Then the Pope visited with Fidel Castro. When asked what they talked about, the Vatican Press secretary stated that they picked up where the discussion left off during Benedict's visit to Cuba, where Castro was asking about the Church's response to scientific advancement and the supposed battle between faith and reason. Castro asked that if the pope ever returns to Cuba to please bring some books for him to read so he could learn more. Pope Francis did indeed bring books for Castro with him, including a book and two CDs of homilies from a Jesuit priest that used to be one of Castro's high school teachers -- this priest was also forced to flee Cuba during the Revolution. Quite a message to send El Comandante.

What the Church has always wanted was to be left alone when dealing with Catholic "stuff". The problem is that the secular world thinks that it has a right to tell the Church how to run her affairs: who should be ordained, who should be married, how we should administer the Sacraments, what our teachings about morality should be, who we should canonize, and apparently now who the Pope should or should not visit. And whenever the Church defends the right to run her own affairs, the secular world rolls its eyes at how mean/hateful/ignorant/sexist/obsessed the Church is about everything. The secular world needs to butt out. The Pope's visit to Cuba is an act of pastoral care and mission, just like when Saint John Paul II visited his native Poland at the height of the Cold War. To the Catholics trapped in such a hopeless and oppressive system, don't they deserve to hear the successor of St. Peter come to them and tell them that they are loved and not forgotten? That there is hope for them and their loved ones?
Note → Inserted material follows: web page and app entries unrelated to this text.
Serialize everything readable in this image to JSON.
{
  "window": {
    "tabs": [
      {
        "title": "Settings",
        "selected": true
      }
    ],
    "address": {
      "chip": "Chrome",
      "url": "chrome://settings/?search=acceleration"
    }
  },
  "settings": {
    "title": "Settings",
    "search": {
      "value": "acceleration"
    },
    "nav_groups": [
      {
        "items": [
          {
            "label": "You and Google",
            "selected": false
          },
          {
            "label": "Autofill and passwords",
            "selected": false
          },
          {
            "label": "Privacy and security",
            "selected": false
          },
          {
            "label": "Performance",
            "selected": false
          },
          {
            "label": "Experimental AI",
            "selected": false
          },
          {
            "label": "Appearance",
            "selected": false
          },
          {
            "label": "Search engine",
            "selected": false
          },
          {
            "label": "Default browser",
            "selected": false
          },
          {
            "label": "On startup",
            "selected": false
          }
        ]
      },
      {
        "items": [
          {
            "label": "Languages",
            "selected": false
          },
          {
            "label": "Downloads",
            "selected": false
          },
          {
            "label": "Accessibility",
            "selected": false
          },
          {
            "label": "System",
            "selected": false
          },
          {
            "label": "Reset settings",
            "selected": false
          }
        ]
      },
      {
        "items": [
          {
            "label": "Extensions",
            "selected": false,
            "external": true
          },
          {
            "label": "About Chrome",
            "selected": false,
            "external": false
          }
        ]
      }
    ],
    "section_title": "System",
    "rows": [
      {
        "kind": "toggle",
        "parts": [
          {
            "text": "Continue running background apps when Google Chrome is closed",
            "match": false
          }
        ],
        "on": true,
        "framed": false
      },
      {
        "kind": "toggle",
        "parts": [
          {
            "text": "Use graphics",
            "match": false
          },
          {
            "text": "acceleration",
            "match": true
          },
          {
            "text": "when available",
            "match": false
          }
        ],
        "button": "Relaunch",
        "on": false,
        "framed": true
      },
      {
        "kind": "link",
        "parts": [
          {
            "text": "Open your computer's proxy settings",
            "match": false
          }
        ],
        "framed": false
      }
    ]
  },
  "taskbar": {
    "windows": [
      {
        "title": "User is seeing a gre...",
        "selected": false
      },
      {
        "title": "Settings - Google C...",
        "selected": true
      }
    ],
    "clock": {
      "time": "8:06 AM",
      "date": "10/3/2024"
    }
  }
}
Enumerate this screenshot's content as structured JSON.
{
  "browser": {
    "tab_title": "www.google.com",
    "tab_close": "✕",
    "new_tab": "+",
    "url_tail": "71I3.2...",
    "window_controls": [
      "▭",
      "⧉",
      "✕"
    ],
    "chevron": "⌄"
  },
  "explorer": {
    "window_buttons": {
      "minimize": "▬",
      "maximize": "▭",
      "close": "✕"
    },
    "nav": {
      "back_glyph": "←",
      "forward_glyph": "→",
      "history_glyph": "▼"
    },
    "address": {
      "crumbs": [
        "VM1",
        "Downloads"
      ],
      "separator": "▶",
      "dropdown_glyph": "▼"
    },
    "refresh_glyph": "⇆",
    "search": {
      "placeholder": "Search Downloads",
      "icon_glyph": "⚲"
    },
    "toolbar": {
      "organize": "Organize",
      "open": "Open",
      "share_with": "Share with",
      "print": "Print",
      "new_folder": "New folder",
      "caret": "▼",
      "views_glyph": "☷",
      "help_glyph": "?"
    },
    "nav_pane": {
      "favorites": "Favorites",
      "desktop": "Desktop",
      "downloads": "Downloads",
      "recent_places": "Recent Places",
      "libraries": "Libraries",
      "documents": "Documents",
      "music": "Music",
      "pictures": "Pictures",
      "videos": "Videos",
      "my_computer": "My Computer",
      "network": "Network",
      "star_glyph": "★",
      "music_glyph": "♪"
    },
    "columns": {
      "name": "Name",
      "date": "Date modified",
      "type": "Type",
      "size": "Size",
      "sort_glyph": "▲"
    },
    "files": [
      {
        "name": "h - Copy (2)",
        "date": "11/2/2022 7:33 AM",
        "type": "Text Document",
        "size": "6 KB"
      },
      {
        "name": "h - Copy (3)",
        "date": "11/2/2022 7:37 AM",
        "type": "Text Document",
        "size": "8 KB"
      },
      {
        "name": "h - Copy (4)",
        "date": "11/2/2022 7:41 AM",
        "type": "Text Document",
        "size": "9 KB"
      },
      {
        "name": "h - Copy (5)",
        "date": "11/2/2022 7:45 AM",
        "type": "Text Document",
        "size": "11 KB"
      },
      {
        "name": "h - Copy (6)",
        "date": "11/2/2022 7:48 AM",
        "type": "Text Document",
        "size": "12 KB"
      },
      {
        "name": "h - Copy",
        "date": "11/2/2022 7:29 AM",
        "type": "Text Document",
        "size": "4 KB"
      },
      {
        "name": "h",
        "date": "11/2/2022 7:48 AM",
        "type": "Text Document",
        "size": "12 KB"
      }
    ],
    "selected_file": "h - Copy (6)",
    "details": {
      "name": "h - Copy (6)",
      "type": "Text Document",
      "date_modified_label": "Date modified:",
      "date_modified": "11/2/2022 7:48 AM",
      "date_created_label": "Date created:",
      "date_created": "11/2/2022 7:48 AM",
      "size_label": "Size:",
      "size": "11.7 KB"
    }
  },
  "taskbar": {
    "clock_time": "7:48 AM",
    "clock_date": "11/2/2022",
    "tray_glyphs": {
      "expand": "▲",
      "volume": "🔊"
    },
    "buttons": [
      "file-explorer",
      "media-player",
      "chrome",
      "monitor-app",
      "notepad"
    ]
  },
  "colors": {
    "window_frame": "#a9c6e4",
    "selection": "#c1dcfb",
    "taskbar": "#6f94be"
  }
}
That they are still important to some people, regardless of what American politicians might say? I think they have that right, Governor Christie and Senator Rubio.